You can pick up a few additional boards to help plan for unusual weeks, or to plan your own schedule, too. It can be great to show your child that you are not exempt from having a schedule to rely on and be proud of, too.
Cultivating a Sense of Accomplishment in Kids
Chores, schoolwork, and general must-dos are essential to teaching responsibility and routine in children. But creating a sense of self-esteem and accomplishment in kids is equally important.
Some children may find true self-worth through schoolwork or academics. But many find this sense of accomplishment and self in extracurricular activities. As your child ages, nap and recess times in school will decrease to make room for more classes. This can result in pent-up energy and a lack of focus throughout the school day.
After-school activities are a great solution to child boredom and to relieve stress and energy. Most after-school activities are also tied to at least one skill. Sports and art-related activities may hold the most obvious paths toward skill progression. Competitions, awards, and even college scholarships can be won with these skills.
After-school activities related to volunteering, or shared interests in a TV show can be equally as beneficial for giving your kids a sense of purpose, accomplishment, and belonging among peers.
No matter what your child decides to participate in outside of school, remain positive and encouraging in their choice. Ask how you may be able to support them. And once they come home with that sparkle in their eyes, you’ll know that that sense of self-worth is really starting to prosper!
The Mental Health Stigma
Mental health conditions can be debilitating and even lead to death in extreme situations. In addition to these challenges, stigma against individuals with mental health disorders is still prevalent today. Many individuals even believe that mental health disorders are not real at all. Some say mental illnesses are weaknesses blown out of proportion and “easy excuses to be lazy.”
When supporting your child’s mental health, you’ll have to prepare them for a world that doesn’t respect mental health on the same level as physical health.
Bernice Pescosolido, Ph.D., a researcher at Indiana University, published research exploring mental health stigma. Dr. Pescosolido found that 68% of Americans do not want someone with a mental illness marrying into their family.
The same study, published in the Journal of Health and Social Behavior, found that 58% of Americans do not want to work alongside co-workers with mental illnesses.
This can be for a variety of reasons. Some mental illnesses result in communication difficulties. This can bring judgment from peers. Others incorrectly believe that people with mental illnesses are inherently violent.
If your child has been diagnosed with a mental health condition, it will be important to connect them with a professional. Professional counselors, therapists, and psychiatrists can help them maneuver through symptoms. But it may be equally as important to educate them on the value of mental health and how this value is lacking in the general populace.

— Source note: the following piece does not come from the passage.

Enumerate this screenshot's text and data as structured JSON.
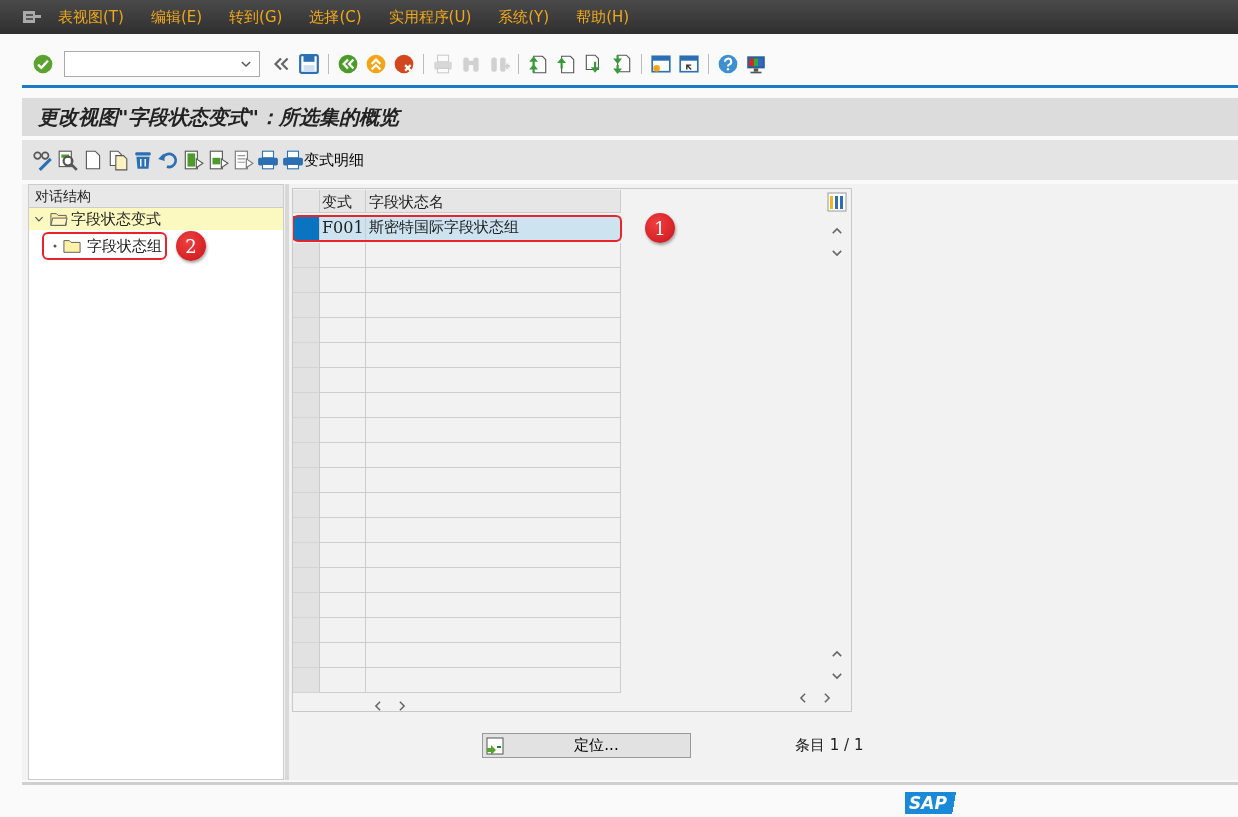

Supporting Kids’ Mental Health
Kids’ mental health is a complicated and sometimes taboo subject. It’s easier to talk about shiny new kids’ toys than it is to talk about the risks of child depression, after all. But fear can only be removed through knowledge and asking for help when necessary.
When supporting your kids’ mental health, remember that much like physical health, mental health is a lifelong journey. Giving your kids the proper tools to use will go a long way. This includes offering words of comfort and teaching communication skills. Working together on a routine and employing a professional when necessary is also important.
Here at Mighty + Bright, my mission is to equip you with the tools necessary to have important discussions with your kids. Learn more about the Mighty + Bright Method to help your child navigate our sometimes difficult lives.